All the guidebooks mention Notre Dame’s relatively high price tag. For 2021-22, tuition, room, board and fees come to $78,347. But the books also note that, thanks largely to Notre Dame’s $13.3 billion endowment (as of summer 2020, the last figure available to the magazine at press time), admissions are need blind, and the University is committed to provide every qualifying student the means to attend via scholarships, loans and work-study arrangements.

Roughly 69 percent of undergraduates receive financial aid, the guidebooks say, and the typical graduate leaves with a degree and what Fiske deems “moderate average debt” ($24,000 to $29,000) relative to other schools. (Notre Dame says $21,758 is the average federal loan debt of graduates as of May 2021.)

The debt load isn’t quite modest enough for Notre Dame to land on Fiske’s top 10 “Best Buys” among private universities, which is based on the quality of academic offerings in relation to the cost of attendance. (Vanderbilt University, an institutional peer, is on that list.) However, Notre Dame places No. 26 among national universities on the U.S. News list of “Great Schools, Great Prices,” which calculates the average cost in 2019 for attendance after grants at $31,811. It lands at No. 71 among 75 universities for return on investment in The Princeton Review’s The Best Value Colleges. “Notre Dame, while certainly providing a wonderful academic environment and superb education, does reflect this in the cost of attending the college. . . . Fortunately, over 75 percent of undergrads receive some form of financial aid.” 


Ultimately, deciding where to attend college is a deeply personal choice, one that can’t be determined by numbers, colorful brochures or anonymous online reviews.
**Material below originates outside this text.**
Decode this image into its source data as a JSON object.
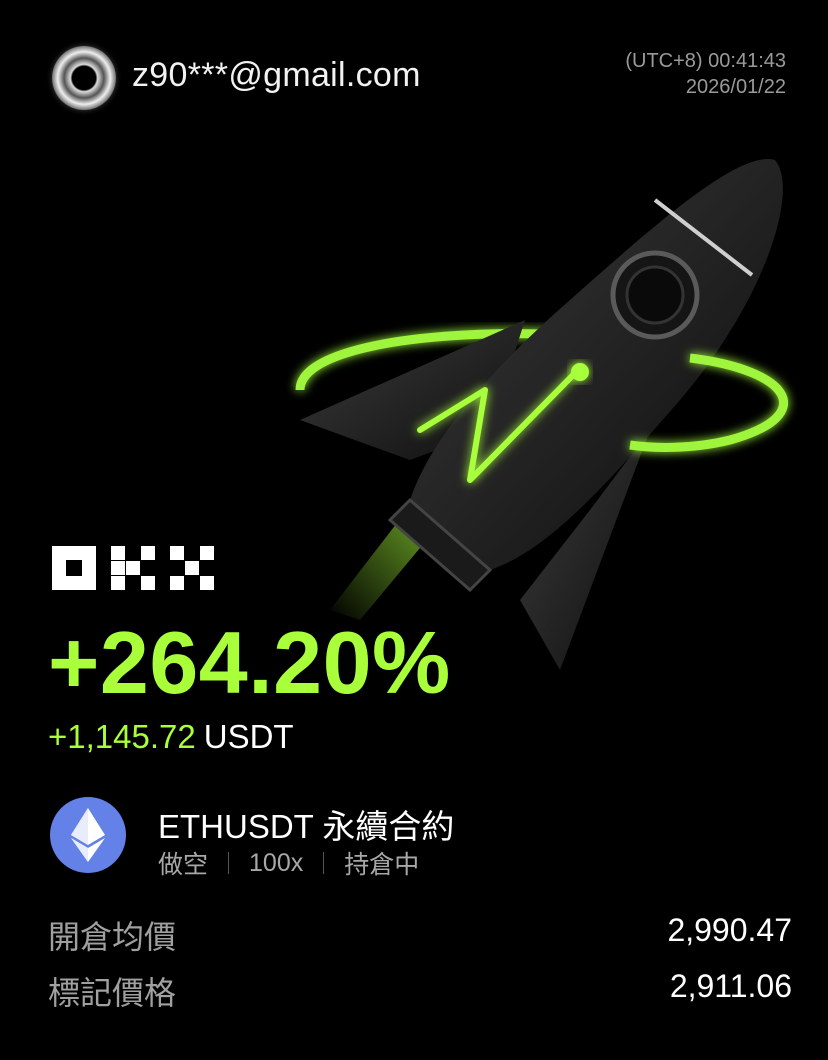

Guidebooks may introduce prospective students to institutions that weren’t already on their wishlists, but a visit to campus, meeting real students and a careful assessment of academic offerings, campus culture and financial aid options go furthest toward helping a student find the best fit.

Margaret Fosmoe is an associate editor of this magazine.